Wired's got a fantastic photoset of the unboxing of a freshly built Difference Engine, constructed to Charles Babbage's 1822 blueprints for a mechanical calculator of then-unheard-of sophistication:
But Babbage never completed it. It took engineers and curators at London's Science Museum almost six years of work to bring Babbage's 20 pages of blueprints to life in 1991.
Now, thanks to Microsoft multimillionaire Nathan Myhrvold, a second Difference Engine has been built and delivered to the Computer History Museum in Mountain View, California, where trained docents will turn its brass handle to crank out the calculations Babbage dreamed of automating.
Remember back to the time when people thought java was just a hip way to talk about coffee? Or you vaguely remembered from geography class that it’s an island in the South Pacific? We’ve come a long way since then and now that we’ve rocket blasted into the tech future, you’re going to need to […]
Plastic is so 2013. You don’t want to buy something only to throw it away or lose it and barely care. You like nice things and want to hang onto them. The Plazmatic lighter here is a high quality, high tech alternative to the typical cheap, plastic lighter you get at the old gas station. […]
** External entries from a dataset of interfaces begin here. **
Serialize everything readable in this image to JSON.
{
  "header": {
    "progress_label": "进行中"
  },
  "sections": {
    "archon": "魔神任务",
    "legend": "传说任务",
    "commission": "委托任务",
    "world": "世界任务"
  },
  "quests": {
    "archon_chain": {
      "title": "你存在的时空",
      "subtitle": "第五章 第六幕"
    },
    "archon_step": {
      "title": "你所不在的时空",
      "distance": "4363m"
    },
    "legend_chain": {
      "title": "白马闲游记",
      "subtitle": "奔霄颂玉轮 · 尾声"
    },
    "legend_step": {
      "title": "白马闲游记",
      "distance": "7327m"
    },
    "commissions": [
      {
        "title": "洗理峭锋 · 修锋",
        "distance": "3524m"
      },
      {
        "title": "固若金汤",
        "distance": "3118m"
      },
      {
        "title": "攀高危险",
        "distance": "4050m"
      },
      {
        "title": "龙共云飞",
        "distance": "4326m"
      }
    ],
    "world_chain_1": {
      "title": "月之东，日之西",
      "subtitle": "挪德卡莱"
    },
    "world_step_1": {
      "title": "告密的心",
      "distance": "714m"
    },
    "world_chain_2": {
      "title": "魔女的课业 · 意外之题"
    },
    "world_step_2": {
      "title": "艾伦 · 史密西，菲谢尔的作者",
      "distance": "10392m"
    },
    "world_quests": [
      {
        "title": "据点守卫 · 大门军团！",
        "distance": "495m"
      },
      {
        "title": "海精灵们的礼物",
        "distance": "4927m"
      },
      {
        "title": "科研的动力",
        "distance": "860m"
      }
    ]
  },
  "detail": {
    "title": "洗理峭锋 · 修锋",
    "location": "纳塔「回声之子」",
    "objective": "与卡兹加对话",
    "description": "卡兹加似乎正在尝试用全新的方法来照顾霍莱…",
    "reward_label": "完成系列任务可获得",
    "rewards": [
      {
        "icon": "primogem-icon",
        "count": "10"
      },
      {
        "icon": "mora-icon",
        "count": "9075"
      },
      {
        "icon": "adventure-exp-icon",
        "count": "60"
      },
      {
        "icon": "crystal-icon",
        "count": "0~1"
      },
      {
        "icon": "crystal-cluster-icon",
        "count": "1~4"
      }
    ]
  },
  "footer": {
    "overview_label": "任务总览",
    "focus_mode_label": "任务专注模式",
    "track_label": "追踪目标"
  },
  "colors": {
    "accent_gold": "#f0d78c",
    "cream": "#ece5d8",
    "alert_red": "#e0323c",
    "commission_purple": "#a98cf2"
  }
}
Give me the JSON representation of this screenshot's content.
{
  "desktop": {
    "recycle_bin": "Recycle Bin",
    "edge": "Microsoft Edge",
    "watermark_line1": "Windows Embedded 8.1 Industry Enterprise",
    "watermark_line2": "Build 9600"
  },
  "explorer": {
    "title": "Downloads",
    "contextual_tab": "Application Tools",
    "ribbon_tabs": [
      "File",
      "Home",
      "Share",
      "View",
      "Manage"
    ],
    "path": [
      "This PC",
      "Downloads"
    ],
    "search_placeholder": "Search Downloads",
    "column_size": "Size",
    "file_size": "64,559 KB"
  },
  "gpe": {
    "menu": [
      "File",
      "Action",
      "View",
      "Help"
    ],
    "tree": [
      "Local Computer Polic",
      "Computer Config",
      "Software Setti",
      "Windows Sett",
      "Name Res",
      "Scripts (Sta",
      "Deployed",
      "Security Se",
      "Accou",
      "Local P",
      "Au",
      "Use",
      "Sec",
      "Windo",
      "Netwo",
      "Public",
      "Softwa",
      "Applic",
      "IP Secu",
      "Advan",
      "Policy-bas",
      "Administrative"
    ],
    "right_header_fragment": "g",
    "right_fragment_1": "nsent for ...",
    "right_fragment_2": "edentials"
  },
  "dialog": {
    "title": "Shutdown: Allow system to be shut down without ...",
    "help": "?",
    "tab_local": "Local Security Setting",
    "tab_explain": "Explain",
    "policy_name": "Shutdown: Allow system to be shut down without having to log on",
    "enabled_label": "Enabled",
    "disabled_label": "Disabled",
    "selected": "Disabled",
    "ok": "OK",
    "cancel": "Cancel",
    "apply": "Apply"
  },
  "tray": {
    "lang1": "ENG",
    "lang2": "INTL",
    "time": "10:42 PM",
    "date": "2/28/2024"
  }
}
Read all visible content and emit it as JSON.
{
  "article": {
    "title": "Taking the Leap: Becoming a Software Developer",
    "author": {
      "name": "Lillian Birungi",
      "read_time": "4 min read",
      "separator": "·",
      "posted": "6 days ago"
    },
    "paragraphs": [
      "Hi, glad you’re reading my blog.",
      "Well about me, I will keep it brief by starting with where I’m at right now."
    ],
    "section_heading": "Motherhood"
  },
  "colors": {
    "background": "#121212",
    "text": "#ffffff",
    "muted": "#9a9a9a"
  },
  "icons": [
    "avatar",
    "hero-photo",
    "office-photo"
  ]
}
Real engineers build things. Super cool engineers build things with their hands and fingers, like our engineering forefathers did. No idea where to even begin to do that? This step by step Arduino course is now 92% off and is going to get you up and running, from zero to hero, in no time. So […]